State police in Indiana nab 2 of 5 from ‘Most Wanted’ list | TribLIVE.com
Regional

State police in Indiana nab 2 of 5 from ‘Most Wanted’ list

Patrick Varine
880599_web1_gtr-IndTop5-031519
Submitted photo
State police out of Troop A in Indiana keep a running list of their top-five most-wanted fugitives.

In just over two weeks, state police out of Troop A in Indiana have located and arrested two of the suspects on their “Five Most Wanted” list.

On March 9, troopers took Lamar V. Clemons, 33, of Indiana into custody at a White Township residence. While serving an arrest warrant, troopers discovered a “one-pot” methamphetamine laboratory in a bedroom.

Clemons is charged with drug possession, possession with intent to manufacture or deliver drugs, and improper storage/disposal of chemical waste, all felonies.

Also found in the home and similarly charged was Andrew Walagura, 36, of Renfrew.

Both men were arraigned before Homer City Judge Susanne V. Steffee and remanded to Indiana County Jail in lieu of $100,000 bail, pending a March 26 preliminary hearing before Judge Steffee.

Walagura is not on Troop A’s most-wanted list.

Adam R. Harris, 28, of Indiana was charged Feb. 28 with two counts of drug-related conspiracy. His bail has been set at $5,000 unsecured bond pending an April 9 preliminary hearing before Steffee.

Patrick Varine is a Tribune-Review staff writer. You can contact Patrick at 724-850-2862, [email protected] or via Twitter .
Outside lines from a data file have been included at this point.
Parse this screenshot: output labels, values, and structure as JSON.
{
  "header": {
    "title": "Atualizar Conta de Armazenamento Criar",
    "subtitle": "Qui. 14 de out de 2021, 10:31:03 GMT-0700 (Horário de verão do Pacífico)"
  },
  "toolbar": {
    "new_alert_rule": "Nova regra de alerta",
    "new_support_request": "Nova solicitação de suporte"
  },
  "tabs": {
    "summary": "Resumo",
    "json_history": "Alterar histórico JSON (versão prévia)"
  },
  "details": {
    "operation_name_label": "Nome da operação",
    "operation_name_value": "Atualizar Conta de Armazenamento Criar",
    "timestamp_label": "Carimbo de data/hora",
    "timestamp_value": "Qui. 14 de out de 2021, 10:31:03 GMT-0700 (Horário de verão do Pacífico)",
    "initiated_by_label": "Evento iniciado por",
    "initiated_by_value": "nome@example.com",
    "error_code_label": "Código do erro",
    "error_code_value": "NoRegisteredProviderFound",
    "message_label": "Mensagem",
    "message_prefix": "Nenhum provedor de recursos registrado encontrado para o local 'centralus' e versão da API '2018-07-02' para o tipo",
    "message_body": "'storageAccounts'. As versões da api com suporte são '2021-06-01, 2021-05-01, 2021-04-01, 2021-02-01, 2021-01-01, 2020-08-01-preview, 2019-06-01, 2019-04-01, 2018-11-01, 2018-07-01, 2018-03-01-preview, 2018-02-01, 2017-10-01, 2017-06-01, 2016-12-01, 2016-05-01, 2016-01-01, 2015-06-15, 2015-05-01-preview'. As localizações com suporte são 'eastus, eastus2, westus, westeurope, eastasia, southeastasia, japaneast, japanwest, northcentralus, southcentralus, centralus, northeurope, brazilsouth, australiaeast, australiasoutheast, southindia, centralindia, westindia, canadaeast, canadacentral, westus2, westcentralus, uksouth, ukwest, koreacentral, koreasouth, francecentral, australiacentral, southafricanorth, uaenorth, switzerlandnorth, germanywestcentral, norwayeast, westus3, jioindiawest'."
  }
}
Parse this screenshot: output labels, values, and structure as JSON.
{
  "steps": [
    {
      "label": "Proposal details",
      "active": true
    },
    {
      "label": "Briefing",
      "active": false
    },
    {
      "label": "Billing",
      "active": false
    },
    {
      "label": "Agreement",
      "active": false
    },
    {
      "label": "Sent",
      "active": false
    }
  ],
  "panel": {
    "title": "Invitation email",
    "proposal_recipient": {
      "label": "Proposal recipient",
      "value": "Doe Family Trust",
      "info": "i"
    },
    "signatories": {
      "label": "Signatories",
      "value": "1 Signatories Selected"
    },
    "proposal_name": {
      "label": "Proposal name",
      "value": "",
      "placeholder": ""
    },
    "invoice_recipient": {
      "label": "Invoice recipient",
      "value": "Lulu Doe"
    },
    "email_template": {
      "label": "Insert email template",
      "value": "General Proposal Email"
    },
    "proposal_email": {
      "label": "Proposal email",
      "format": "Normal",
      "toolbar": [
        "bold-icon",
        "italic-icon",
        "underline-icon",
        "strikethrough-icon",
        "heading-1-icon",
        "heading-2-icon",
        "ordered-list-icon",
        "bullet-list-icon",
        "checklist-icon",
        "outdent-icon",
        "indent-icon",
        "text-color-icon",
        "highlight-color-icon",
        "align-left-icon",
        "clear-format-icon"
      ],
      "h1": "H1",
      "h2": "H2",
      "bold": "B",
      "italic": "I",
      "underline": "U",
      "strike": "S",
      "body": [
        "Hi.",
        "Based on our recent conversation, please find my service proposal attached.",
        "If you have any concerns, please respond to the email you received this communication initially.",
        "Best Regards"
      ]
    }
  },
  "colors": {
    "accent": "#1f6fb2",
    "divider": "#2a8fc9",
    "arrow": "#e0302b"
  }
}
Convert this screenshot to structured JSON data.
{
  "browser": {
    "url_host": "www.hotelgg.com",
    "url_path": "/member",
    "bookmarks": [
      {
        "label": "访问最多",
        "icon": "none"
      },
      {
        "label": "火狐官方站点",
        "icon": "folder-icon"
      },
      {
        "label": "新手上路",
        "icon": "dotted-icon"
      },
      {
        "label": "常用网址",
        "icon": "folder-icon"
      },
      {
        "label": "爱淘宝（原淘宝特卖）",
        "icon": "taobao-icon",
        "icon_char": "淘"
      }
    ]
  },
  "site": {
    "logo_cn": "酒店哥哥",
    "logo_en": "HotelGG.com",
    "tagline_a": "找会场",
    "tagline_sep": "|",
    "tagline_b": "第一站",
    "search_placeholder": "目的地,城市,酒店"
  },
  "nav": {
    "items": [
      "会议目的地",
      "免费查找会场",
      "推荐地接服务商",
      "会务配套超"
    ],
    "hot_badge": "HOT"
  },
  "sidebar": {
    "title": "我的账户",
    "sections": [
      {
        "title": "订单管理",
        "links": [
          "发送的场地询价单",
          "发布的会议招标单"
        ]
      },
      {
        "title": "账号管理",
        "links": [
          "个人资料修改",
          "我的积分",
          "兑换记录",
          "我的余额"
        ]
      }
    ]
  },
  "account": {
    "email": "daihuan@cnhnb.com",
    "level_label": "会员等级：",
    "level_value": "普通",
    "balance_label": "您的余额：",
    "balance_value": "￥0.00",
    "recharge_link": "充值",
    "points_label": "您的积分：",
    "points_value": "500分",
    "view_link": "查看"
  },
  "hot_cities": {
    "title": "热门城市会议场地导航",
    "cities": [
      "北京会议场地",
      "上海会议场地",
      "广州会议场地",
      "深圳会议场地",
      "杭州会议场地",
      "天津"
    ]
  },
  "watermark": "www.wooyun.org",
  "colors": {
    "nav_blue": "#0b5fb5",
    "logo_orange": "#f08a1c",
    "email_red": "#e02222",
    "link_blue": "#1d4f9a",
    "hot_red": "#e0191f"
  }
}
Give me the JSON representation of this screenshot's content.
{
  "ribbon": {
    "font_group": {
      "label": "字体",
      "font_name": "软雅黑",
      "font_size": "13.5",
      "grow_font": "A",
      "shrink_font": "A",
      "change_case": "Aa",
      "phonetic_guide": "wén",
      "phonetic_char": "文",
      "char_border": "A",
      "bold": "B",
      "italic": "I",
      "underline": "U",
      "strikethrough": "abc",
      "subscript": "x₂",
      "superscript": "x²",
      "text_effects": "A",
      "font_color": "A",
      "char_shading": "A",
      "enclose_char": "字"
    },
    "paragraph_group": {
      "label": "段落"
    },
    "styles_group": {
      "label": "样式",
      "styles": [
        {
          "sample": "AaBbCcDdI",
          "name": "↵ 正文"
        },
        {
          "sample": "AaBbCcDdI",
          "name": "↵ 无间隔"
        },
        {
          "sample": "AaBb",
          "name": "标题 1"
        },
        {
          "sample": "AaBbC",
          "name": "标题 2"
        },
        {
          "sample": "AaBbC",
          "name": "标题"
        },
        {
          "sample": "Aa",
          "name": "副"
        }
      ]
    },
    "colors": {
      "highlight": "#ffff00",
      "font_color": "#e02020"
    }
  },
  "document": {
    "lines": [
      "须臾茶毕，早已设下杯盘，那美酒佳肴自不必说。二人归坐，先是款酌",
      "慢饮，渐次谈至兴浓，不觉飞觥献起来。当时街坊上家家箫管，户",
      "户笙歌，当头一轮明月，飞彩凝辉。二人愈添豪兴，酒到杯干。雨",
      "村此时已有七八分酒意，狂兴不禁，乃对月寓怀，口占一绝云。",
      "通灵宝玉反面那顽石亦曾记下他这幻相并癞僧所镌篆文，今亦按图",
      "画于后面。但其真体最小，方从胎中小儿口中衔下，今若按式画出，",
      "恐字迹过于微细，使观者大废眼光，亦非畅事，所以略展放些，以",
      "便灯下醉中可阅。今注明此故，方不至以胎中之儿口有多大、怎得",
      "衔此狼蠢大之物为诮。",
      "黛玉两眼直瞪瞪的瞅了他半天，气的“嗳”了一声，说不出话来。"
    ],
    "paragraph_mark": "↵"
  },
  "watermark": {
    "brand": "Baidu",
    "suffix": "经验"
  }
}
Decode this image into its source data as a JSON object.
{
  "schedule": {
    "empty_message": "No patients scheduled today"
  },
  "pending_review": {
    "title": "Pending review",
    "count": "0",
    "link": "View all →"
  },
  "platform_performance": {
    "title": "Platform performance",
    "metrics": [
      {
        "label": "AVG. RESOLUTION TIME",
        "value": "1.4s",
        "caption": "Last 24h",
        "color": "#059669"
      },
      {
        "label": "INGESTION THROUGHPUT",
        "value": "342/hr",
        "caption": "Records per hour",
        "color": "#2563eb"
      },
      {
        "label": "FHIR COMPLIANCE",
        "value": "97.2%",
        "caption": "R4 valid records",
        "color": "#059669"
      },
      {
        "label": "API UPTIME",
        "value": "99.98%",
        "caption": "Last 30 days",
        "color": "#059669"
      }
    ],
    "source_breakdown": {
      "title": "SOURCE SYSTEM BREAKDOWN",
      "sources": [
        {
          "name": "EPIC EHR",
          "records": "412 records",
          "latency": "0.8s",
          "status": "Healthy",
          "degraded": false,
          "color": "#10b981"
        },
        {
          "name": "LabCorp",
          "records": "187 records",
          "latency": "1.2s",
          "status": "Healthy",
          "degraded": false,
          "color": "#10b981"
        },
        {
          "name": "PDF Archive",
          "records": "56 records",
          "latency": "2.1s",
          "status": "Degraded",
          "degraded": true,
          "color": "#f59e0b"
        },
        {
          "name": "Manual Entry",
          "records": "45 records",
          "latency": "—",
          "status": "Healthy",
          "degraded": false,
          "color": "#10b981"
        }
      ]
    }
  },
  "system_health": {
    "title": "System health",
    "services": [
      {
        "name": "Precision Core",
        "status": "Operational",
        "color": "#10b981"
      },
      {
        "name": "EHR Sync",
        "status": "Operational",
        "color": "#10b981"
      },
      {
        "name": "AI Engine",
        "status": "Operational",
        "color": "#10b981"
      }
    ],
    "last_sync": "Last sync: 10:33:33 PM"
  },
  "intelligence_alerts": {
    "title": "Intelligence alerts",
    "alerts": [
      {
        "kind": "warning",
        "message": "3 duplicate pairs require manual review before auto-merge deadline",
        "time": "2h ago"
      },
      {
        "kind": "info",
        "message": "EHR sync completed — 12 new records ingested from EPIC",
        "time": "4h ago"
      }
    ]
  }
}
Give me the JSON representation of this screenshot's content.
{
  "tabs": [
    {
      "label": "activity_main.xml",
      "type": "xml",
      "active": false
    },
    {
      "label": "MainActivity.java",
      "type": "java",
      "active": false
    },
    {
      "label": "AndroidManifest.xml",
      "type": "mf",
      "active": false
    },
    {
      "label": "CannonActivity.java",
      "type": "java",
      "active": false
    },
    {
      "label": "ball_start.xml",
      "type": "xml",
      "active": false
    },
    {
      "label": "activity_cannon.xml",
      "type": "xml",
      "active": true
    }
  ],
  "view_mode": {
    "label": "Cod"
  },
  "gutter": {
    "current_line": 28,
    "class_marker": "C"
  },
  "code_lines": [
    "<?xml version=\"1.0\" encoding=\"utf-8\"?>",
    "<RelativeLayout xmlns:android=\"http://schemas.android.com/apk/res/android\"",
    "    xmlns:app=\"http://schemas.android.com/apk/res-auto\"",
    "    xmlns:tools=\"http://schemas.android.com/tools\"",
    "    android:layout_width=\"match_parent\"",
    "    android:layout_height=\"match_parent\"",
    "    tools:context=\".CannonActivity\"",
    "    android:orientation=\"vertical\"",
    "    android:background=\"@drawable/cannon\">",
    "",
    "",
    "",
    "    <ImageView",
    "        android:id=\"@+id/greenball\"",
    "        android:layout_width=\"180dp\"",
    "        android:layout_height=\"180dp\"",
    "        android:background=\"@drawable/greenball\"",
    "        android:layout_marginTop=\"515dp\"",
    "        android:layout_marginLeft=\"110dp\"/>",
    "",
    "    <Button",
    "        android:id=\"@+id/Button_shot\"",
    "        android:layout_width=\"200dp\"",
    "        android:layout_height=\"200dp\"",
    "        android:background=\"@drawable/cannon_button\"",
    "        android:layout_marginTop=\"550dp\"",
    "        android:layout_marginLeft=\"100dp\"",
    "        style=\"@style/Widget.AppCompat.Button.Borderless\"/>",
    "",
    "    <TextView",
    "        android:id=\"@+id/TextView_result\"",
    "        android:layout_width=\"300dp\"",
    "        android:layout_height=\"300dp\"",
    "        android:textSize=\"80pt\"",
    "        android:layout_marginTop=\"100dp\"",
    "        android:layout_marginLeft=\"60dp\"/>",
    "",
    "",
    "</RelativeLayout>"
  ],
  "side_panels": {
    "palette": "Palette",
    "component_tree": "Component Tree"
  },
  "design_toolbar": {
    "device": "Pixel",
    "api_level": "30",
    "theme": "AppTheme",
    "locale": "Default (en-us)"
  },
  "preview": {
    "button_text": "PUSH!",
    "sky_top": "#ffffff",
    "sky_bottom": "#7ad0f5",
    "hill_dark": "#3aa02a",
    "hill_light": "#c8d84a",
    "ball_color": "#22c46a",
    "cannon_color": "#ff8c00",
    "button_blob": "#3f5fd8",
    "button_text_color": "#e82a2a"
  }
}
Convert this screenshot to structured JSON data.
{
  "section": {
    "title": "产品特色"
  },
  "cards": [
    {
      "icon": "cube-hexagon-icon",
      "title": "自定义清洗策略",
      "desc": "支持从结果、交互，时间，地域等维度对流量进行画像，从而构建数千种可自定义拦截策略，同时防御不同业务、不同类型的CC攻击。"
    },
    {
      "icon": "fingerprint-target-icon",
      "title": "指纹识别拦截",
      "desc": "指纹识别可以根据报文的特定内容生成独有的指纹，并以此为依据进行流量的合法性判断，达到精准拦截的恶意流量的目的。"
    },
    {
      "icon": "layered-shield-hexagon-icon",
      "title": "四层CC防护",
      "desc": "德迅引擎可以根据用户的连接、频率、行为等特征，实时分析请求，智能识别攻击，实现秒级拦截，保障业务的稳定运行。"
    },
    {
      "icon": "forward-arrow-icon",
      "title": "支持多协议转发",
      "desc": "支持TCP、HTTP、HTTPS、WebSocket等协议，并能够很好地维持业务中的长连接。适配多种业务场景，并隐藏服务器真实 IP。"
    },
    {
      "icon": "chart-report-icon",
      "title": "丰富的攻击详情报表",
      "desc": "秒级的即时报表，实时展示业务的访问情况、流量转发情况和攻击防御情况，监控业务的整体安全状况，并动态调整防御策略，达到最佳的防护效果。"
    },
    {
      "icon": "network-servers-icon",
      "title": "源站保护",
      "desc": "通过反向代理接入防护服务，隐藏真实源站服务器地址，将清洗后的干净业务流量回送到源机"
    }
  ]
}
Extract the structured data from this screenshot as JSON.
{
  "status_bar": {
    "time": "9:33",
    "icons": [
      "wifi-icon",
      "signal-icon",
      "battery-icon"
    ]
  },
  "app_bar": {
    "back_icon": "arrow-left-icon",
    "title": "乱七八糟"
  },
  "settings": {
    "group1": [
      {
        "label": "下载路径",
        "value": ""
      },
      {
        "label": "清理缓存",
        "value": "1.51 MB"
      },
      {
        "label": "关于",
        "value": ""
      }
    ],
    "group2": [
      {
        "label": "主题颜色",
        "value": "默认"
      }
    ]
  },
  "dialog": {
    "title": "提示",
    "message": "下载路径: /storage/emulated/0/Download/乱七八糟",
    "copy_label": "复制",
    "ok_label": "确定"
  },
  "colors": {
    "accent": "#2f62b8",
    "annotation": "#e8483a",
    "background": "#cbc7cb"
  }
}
Categories: Local | Regional
TribLIVE commenting policy

You are solely responsible for your comments and by using TribLive.com you agree to our Terms of Service.

We moderate comments. Our goal is to provide substantive commentary for a general readership. By screening submissions, we provide a space where readers can share intelligent and informed commentary that enhances the quality of our news and information.

While most comments will be posted if they are on-topic and not abusive, moderating decisions are subjective. We will make them as carefully and consistently as we can. Because of the volume of reader comments, we cannot review individual moderation decisions with readers.

We value thoughtful comments representing a range of views that make their point quickly and politely. We make an effort to protect discussions from repeated comments either by the same reader or different readers

We follow the same standards for taste as the daily newspaper. A few things we won't tolerate: personal attacks, obscenity, vulgarity, profanity (including expletives and letters followed by dashes), commercial promotion, impersonations, incoherence, proselytizing and SHOUTING. Don't include URLs to Web sites.

We do not edit comments. They are either approved or deleted. We reserve the right to edit a comment that is quoted or excerpted in an article. In this case, we may fix spelling and punctuation.

We welcome strong opinions and criticism of our work, but we don't want comments to become bogged down with discussions of our policies and we will moderate accordingly.

We appreciate it when readers and people quoted in articles or blog posts point out errors of fact or emphasis and will investigate all assertions. But these suggestions should be sent via e-mail. To avoid distracting other readers, we won't publish comments that suggest a correction. Instead, corrections will be made in a blog post or in an article.